2 - 4 Weken
Imagine spending a day with top analytical leaders and asking any question you want. In this book, Wayne Eckerson illustrates analytical best practices by weaving his perspective with commentary from seven directors of analytics who unveil their secrets of success. With an innovative flair, Eckerson tackles a complex subject with clarity and insight. Each of the book's 20 chapters is a stand-alone essay on an analytical topic, yet collectively they form a concise methodology about how to implement a successful analytics program. From the Foreword by Michael Halbherr, Executive Vice President, Nokia We are living in a time of radical change. From my vantage point as head of Nokia's Location and Commerce business, I see many business and technical trends shaping our future-and all depend on a new commodity: data. In our mapping business, I see the need to evolve from a road-centric tool to something that allows people to truly understand and maneuver the complexities of a modern city. To accomplish this, we need a lot of data and ways to correlate disparate information into what we call "Smart Data." Analytics is core to what we do, and how we deliver value to customers today and in the future. I recently spoke to the Nokia board about our data, and some members questioned how we could monetize this asset. Since a few members are executives in the oil industry, I told them that data is the "oil of the future", and that you monetize this new resource the same way you monetize oil, by spending time and money refining it. In our case, we are refining data about people, locations, social interactions, traffic, musical preferences, and so on to bring maps to life. The analytical leaders profiled in this book demonstrate how to refine data for business gain and innovation. They play a pivotal role by bridging the worlds of business and technology. When supported by the business, they've delivered remarkable solutions that have given their organizations a competitive edge.

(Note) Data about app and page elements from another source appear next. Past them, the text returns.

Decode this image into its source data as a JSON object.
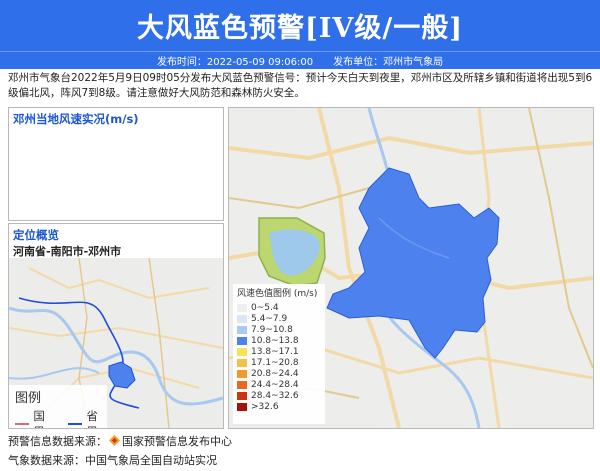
{
  "header": {
    "title": "大风蓝色预警[IV级/一般]",
    "publish_time": "发布时间：2022-05-09 09:06:00",
    "publisher": "发布单位：邓州市气象局"
  },
  "description": "邓州市气象台2022年5月9日09时05分发布大风蓝色预警信号：预计今天白天到夜里，邓州市区及所辖乡镇和街道将出现5到6级偏北风，阵风7到8级。请注意做好大风防范和森林防火安全。",
  "wind_panel": {
    "title": "邓州当地风速实况(m/s)"
  },
  "locator": {
    "title": "定位概览",
    "path": "河南省-南阳市-邓州市",
    "legend_title": "图例",
    "legend_items": [
      {
        "label": "国界",
        "color": "#d86a7c"
      },
      {
        "label": "省界",
        "color": "#1f4fd6"
      }
    ]
  },
  "wind_legend": {
    "title": "风速色值图例 (m/s)",
    "items": [
      {
        "label": "0~5.4",
        "color": "#eeeeee"
      },
      {
        "label": "5.4~7.9",
        "color": "#dbe7f7"
      },
      {
        "label": "7.9~10.8",
        "color": "#a9c9f2"
      },
      {
        "label": "10.8~13.8",
        "color": "#4d82ee"
      },
      {
        "label": "13.8~17.1",
        "color": "#f5e45a"
      },
      {
        "label": "17.1~20.8",
        "color": "#f3c04a"
      },
      {
        "label": "20.8~24.4",
        "color": "#f09a2c"
      },
      {
        "label": "24.4~28.4",
        "color": "#e86a1e"
      },
      {
        "label": "28.4~32.6",
        "color": "#cc3512"
      },
      {
        "label": ">32.6",
        "color": "#a4120c"
      }
    ]
  },
  "footer": {
    "source1_label": "预警信息数据来源：",
    "source1_value": "国家预警信息发布中心",
    "source2": "气象数据来源：中国气象局全国自动站实况"
  },
  "colors": {
    "header_bg": "#2f6fea",
    "warning_fill": "#4d82ee"
  }
}
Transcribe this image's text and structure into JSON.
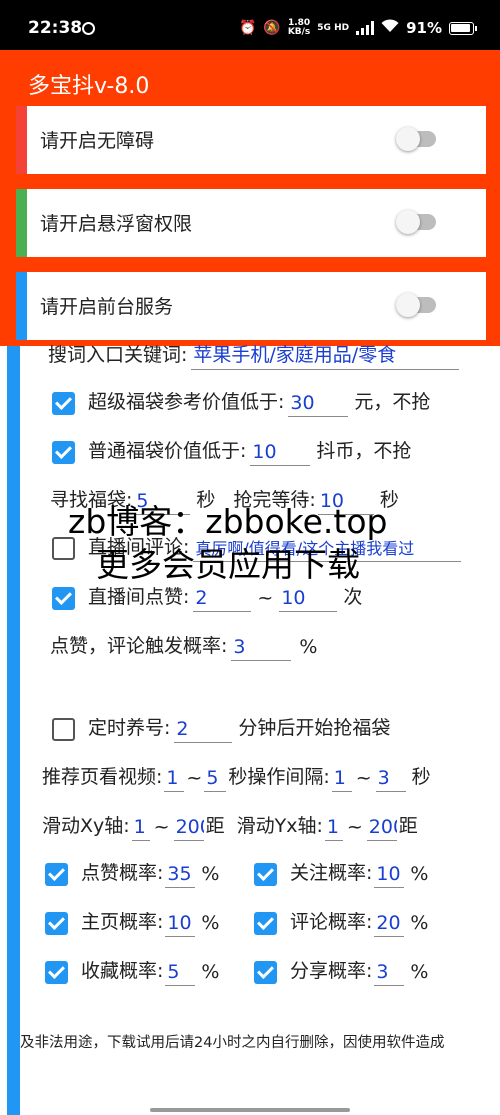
{
  "status": {
    "time": "22:38",
    "speed_top": "1.80",
    "speed_bottom": "KB/s",
    "network": "5G HD",
    "battery": "91%"
  },
  "app": {
    "title": "多宝抖v-8.0"
  },
  "permissions": [
    {
      "label": "请开启无障碍",
      "color": "#f44336",
      "enabled": false
    },
    {
      "label": "请开启悬浮窗权限",
      "color": "#4caf50",
      "enabled": false
    },
    {
      "label": "请开启前台服务",
      "color": "#2196f3",
      "enabled": false
    }
  ],
  "settings": {
    "keyword_label": "搜词入口关键词:",
    "keyword_value": "苹果手机/家庭用品/零食",
    "super_bag_label": "超级福袋参考价值低于:",
    "super_bag_value": "30",
    "super_bag_suffix": "元，不抢",
    "normal_bag_label": "普通福袋价值低于:",
    "normal_bag_value": "10",
    "normal_bag_suffix": "抖币，不抢",
    "find_label": "寻找福袋:",
    "find_value": "5",
    "find_unit": "秒",
    "wait_label": "抢完等待:",
    "wait_value": "10",
    "wait_unit": "秒",
    "comment_label": "直播间评论:",
    "comment_value": "真厉啊/值得看/这个主播我看过",
    "like_label": "直播间点赞:",
    "like_min": "2",
    "like_sep": "~",
    "like_max": "10",
    "like_unit": "次",
    "trigger_label": "点赞，评论触发概率:",
    "trigger_value": "3",
    "trigger_unit": "%",
    "nurture_label": "定时养号:",
    "nurture_value": "2",
    "nurture_suffix": "分钟后开始抢福袋",
    "rec_label": "推荐页看视频:",
    "rec_min": "1",
    "rec_sep": "~",
    "rec_max": "5",
    "rec_unit": "秒",
    "op_label": "操作间隔:",
    "op_min": "1",
    "op_sep": "~",
    "op_max": "3",
    "op_unit": "秒",
    "slide_x_label": "滑动Xy轴:",
    "slide_x_min": "1",
    "slide_x_sep": "~",
    "slide_x_max": "200",
    "slide_x_unit": "距",
    "slide_y_label": "滑动Yx轴:",
    "slide_y_min": "1",
    "slide_y_sep": "~",
    "slide_y_max": "200",
    "slide_y_unit": "距",
    "like_prob_label": "点赞概率:",
    "like_prob_value": "35",
    "follow_prob_label": "关注概率:",
    "follow_prob_value": "10",
    "home_prob_label": "主页概率:",
    "home_prob_value": "10",
    "comment_prob_label": "评论概率:",
    "comment_prob_value": "20",
    "fav_prob_label": "收藏概率:",
    "fav_prob_value": "5",
    "share_prob_label": "分享概率:",
    "share_prob_value": "3",
    "percent": "%"
  },
  "checkboxes": {
    "super_bag": true,
    "normal_bag": true,
    "comment": false,
    "like": true,
    "nurture": false,
    "like_prob": true,
    "follow_prob": true,
    "home_prob": true,
    "comment_prob": true,
    "fav_prob": true,
    "share_prob": true
  },
  "watermark": {
    "line1": "zb博客：zbboke.top",
    "line2": "更多会员应用下载"
  },
  "disclaimer": "及非法用途，下载试用后请24小时之内自行删除，因使用软件造成"
}
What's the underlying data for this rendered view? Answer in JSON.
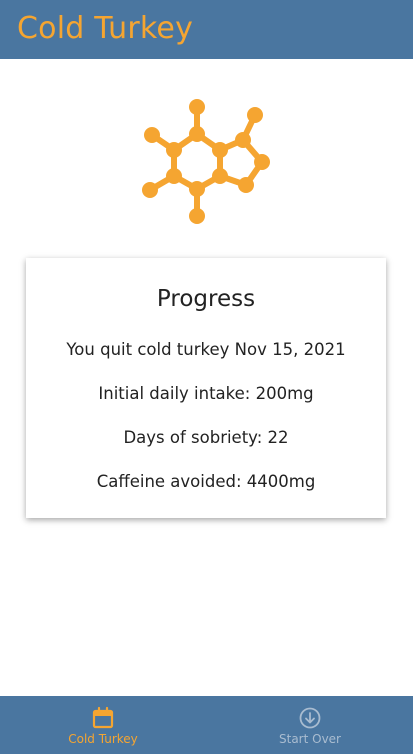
{
  "app": {
    "title": "Cold Turkey",
    "accent_color": "#f5a531",
    "bar_color": "#4a76a0",
    "logo_icon": "caffeine-molecule-icon"
  },
  "progress_card": {
    "heading": "Progress",
    "quit_text": "You quit cold turkey Nov 15, 2021",
    "initial_intake_text": "Initial daily intake: 200mg",
    "sobriety_text": "Days of sobriety: 22",
    "avoided_text": "Caffeine avoided: 4400mg"
  },
  "bottom_nav": {
    "items": [
      {
        "label": "Cold Turkey",
        "icon": "calendar-icon",
        "active": true
      },
      {
        "label": "Start Over",
        "icon": "download-circle-icon",
        "active": false
      }
    ]
  }
}
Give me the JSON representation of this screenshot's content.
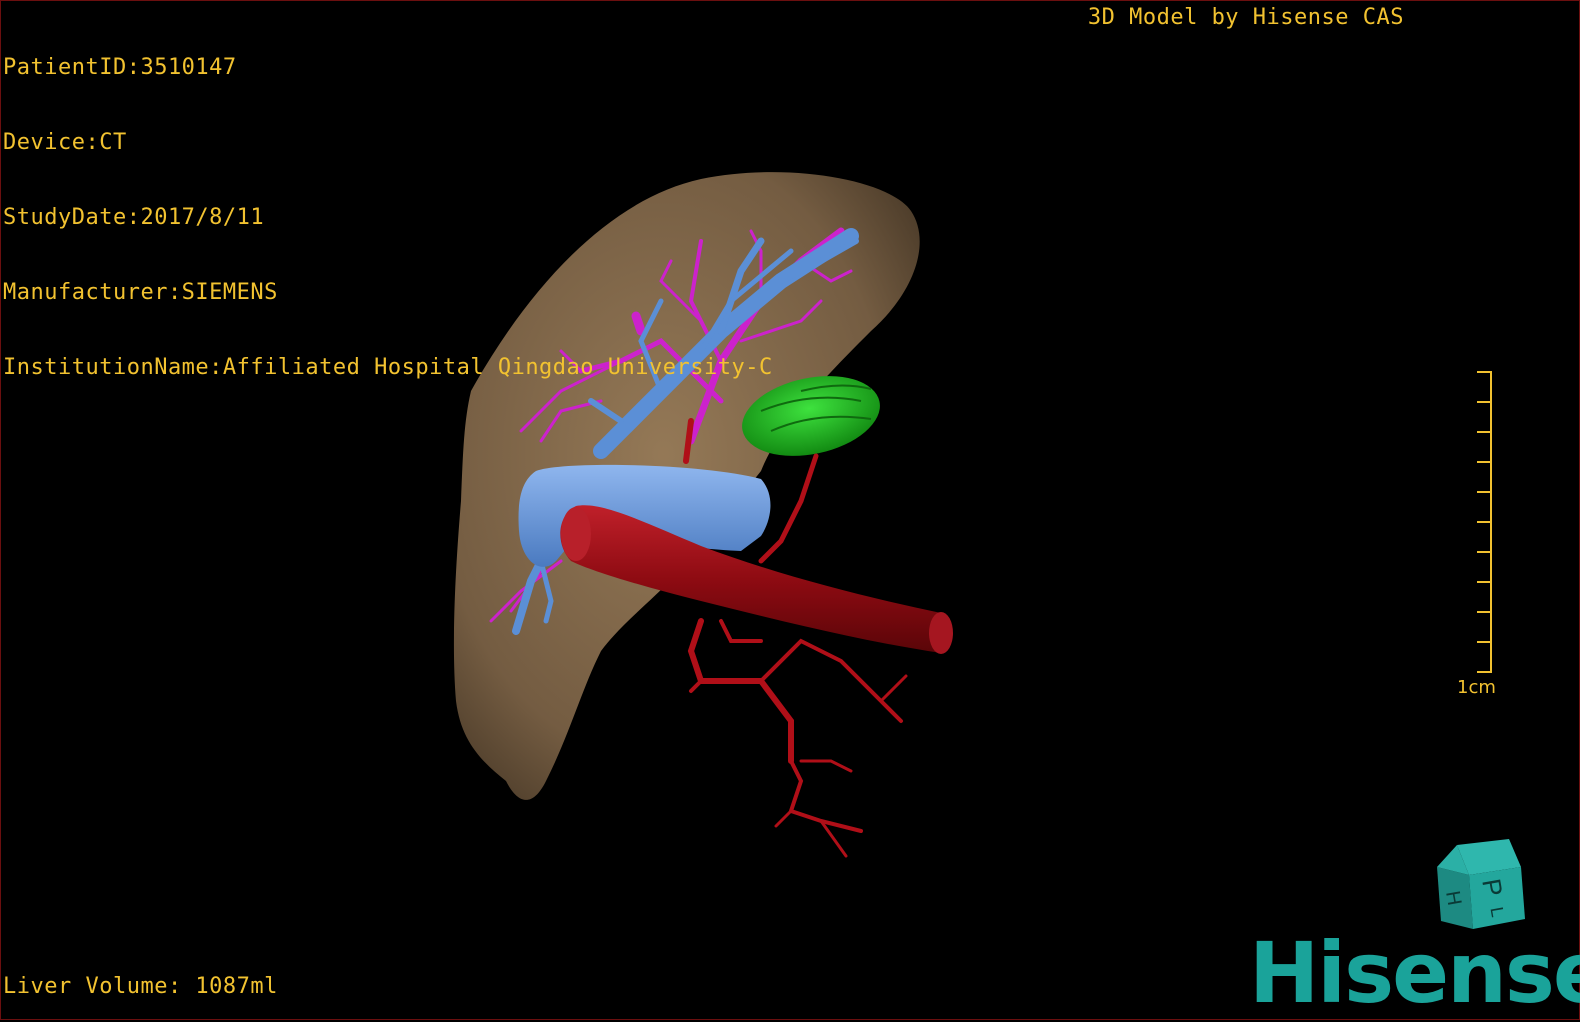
{
  "overlay": {
    "patient_id": "PatientID:3510147",
    "device": "Device:CT",
    "study_date": "StudyDate:2017/8/11",
    "manufacturer": "Manufacturer:SIEMENS",
    "institution": "InstitutionName:Affiliated Hospital Qingdao University-C",
    "credit": "3D Model by Hisense CAS",
    "liver_volume": "Liver Volume: 1087ml"
  },
  "scale": {
    "label": "1cm"
  },
  "orientation_cube": {
    "face_letters": [
      "P",
      "H",
      "L"
    ]
  },
  "brand": {
    "logo_text": "Hisense",
    "logo_color": "#1aa39a"
  },
  "colors": {
    "text": "#f2c230",
    "liver": "#8a7050",
    "portal_vein": "#5b8fd6",
    "hepatic_artery": "#c10f1a",
    "biliary": "#cc22cc",
    "gallbladder": "#1fb51f"
  },
  "structures": [
    "liver",
    "portal-vein",
    "hepatic-artery",
    "biliary-tree",
    "gallbladder",
    "aorta"
  ]
}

I highly recommend this book to anyone who wants to monetize the most important resource of our time: data. It's written in language that both a CEO and a CIO can understand, and carries important lessons no matter what side of the business-technology aisle someone sits.